About this exercise: Whenever a line in the following entries includes "DownloadFile", tally it. Report nothing except the final count.

Interface dataset entries:

▬▬▬

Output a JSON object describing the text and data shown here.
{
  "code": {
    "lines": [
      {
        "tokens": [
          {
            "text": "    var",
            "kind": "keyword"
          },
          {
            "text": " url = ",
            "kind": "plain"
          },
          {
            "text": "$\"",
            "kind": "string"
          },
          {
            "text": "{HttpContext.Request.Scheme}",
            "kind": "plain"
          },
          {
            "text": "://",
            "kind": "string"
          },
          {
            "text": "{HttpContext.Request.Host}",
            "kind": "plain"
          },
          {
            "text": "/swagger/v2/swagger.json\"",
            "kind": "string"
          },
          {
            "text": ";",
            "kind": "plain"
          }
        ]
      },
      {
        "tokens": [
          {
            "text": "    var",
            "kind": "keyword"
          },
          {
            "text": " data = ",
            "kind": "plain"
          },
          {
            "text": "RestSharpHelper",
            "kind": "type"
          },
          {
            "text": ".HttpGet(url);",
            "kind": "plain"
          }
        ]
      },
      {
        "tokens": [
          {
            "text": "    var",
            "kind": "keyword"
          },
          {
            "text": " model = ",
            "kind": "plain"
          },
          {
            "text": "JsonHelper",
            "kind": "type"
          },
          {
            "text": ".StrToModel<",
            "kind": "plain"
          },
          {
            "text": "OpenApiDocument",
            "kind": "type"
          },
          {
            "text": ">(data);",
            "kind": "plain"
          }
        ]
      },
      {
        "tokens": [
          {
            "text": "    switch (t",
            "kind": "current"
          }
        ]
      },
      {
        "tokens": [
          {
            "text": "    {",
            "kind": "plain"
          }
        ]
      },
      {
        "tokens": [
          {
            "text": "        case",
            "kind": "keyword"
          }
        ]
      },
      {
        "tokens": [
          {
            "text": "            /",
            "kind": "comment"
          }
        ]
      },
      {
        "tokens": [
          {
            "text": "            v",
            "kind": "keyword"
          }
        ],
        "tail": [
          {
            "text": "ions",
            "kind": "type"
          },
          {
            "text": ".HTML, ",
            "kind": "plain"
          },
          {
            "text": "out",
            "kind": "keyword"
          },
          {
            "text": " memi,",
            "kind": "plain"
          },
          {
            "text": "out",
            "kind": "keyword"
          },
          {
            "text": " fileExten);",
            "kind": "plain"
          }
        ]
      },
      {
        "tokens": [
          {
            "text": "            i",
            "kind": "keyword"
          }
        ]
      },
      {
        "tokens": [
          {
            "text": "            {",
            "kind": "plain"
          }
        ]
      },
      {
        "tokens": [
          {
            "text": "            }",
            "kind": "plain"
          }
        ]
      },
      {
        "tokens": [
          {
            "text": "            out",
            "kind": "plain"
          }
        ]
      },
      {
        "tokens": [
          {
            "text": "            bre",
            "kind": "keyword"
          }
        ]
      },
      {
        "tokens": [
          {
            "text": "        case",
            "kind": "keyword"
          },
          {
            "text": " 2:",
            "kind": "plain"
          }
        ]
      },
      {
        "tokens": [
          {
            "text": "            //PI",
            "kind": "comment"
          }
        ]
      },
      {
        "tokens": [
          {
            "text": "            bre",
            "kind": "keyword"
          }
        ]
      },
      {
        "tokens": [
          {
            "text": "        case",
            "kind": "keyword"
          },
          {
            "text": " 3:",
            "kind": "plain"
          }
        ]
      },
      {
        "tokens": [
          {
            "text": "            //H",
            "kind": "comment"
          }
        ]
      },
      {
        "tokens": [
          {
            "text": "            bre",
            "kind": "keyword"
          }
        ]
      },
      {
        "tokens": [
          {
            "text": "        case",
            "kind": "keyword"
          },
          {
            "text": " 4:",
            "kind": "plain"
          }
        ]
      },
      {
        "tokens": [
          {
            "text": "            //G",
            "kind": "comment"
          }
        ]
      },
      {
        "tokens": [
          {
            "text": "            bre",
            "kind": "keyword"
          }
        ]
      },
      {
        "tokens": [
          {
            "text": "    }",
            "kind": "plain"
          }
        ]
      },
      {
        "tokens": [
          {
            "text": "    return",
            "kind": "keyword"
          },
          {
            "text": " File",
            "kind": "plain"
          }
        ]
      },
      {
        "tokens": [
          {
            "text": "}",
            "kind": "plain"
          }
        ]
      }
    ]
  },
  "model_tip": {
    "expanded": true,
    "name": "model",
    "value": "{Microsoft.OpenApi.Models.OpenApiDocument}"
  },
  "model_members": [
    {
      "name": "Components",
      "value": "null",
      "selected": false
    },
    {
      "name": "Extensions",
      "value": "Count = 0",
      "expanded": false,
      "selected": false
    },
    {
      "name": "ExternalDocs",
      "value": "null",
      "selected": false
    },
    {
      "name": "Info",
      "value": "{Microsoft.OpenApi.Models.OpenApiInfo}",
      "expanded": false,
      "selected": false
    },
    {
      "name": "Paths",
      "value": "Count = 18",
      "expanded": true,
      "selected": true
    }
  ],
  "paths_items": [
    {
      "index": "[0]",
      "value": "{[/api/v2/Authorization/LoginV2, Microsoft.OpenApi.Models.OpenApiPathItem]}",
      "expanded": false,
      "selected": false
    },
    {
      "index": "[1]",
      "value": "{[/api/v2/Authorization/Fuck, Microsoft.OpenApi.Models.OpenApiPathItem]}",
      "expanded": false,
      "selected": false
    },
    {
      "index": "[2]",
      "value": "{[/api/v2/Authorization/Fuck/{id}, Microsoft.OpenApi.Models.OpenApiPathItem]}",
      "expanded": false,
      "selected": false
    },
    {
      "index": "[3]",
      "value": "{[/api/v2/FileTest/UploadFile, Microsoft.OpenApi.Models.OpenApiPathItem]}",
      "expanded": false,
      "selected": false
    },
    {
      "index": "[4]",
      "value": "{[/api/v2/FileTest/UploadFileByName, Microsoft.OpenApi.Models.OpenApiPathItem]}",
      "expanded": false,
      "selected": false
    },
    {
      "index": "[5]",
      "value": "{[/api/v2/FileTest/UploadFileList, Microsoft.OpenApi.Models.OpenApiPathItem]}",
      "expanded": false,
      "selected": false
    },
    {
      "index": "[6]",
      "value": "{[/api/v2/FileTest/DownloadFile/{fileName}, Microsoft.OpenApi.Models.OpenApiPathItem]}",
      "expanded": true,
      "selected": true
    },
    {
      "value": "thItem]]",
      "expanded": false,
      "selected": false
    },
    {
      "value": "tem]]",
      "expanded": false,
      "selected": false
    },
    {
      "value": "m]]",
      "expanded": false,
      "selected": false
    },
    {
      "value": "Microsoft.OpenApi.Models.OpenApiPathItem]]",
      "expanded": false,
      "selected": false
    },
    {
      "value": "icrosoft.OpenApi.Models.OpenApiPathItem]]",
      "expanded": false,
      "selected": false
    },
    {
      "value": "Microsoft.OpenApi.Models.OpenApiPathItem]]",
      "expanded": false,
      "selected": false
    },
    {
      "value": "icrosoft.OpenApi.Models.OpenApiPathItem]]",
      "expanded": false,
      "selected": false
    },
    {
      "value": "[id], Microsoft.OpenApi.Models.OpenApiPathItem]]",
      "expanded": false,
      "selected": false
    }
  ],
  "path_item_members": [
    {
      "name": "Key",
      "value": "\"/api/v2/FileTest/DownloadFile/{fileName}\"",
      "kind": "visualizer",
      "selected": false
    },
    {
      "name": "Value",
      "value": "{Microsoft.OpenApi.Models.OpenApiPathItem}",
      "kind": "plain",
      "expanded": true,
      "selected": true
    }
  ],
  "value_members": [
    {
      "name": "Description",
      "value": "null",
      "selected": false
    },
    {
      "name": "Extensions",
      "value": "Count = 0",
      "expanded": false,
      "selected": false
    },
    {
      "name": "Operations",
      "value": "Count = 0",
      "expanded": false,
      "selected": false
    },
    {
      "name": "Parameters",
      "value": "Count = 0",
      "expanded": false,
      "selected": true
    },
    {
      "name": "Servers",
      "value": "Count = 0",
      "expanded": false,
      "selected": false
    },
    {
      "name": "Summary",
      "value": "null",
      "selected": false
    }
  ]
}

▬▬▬

Answer to this exercise: 2